Its planned winter 2019/2020 seat growth rate of 22.0% suggests that it does not plan to slow down in the near future. It has Europe’s biggest aircraft order book – 249 outstanding confirmed orders at 29-Oct-2019 – and expects 23 deliveries in 2020, compared with 17 in 2019.
2020: both capacity and demand uncertainties
According to the CAPA Fleet Database, the total number of aircraft deliveries due in Europe in 2020 is 456, which is an increase from 406 in 2019 and above the typical range of 300 to 400 over the past five years.
In terms of seats delivered, the number is set to increase to almost 91,000 in 2020, compared with 77,000 in 2019 and a five year in the range of 50,000 to 75,000.
Expected 2020 deliveries represent 7.6% of seat numbers in the current European fleet in service (at 29-Oct-2019), compared with 6.4% expected in 2019.
If the currently grounded 737 MAX fleet of 78 aircraft returns to service in 2020, this represents a further 1.2% of total seats. Potentially, therefore, additional capacity representing 8.8% of current seats could enter service in 2020, before taking account of retirements.
Conversely, 737 MAX deliveries due in 2020 represent 2.2% of seats, and if no MAX deliveries were to take place in 2020, the new capacity entering service would be 5.4% of current seat numbers.
A range of important unknowns
This highlights the importance of two unknowns in predicting total capacity growth in 2020: the timing and extent of the MAX’s return to service and the number of retirements from the fleet in Europe.
The slow rate of capacity growth in winter 2019/2020 – assisted by cuts by Norwegian and smaller operators such as Flybe and the disappearance in 2019 of operators such as Thomas Cook Airlines, Germania and WOW air – suggests that Europe’s airlines are taking a cautious approach to capacity in an environment of slowing economic growth and increasing global trade uncertainty.
However, the macroeconomic environment, which is the fundamental driver of demand for air travel, is increasingly uncertain. In Oct-2019 the IMF shaved its Euro area GDP growth forecast for 2020 to 1.4% from an already slow 1.5%.
Macroeconomic uncertainty causes include the Trump Administration’s trade policies, fuelling US-China trade tensions and leading to US-EU tariff increases, in addition to Brexit uncertainties.
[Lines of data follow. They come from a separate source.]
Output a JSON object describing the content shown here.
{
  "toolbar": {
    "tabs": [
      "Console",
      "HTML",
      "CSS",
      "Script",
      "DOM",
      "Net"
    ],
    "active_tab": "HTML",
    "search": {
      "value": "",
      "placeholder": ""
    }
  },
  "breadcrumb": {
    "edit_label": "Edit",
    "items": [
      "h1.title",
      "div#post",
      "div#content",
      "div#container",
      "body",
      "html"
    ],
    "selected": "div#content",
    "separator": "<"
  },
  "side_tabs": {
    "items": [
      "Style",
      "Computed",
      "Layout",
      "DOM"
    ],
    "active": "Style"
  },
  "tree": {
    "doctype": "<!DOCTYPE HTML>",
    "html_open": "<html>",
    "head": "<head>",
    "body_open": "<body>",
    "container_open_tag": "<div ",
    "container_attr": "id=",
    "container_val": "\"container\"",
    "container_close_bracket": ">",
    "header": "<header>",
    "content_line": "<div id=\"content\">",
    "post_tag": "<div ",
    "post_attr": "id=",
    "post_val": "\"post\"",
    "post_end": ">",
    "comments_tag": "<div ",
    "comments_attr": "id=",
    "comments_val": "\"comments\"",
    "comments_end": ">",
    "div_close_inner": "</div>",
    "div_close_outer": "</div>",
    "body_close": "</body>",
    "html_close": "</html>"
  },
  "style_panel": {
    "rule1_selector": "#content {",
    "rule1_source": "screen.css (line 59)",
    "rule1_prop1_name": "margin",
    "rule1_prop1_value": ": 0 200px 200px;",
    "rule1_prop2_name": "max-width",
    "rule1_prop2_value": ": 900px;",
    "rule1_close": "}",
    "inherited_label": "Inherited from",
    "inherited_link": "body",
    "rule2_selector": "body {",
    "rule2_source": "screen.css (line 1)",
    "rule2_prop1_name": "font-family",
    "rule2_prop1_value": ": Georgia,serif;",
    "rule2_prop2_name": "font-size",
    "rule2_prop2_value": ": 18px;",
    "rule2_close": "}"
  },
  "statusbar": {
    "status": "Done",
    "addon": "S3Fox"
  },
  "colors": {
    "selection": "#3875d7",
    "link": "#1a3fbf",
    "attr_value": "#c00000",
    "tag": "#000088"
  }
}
In addition, growing environmental awareness among consumers is a growing risk to air travel demand; this will increasingly influence demand, but its impact in 2020 will still be limited.
If capacity discipline holds, and if jet fuel prices do not climb once more, European airline profitability could prove to be robust in 2020. However, there is a wide range of possible outcomes for both capacity and demand.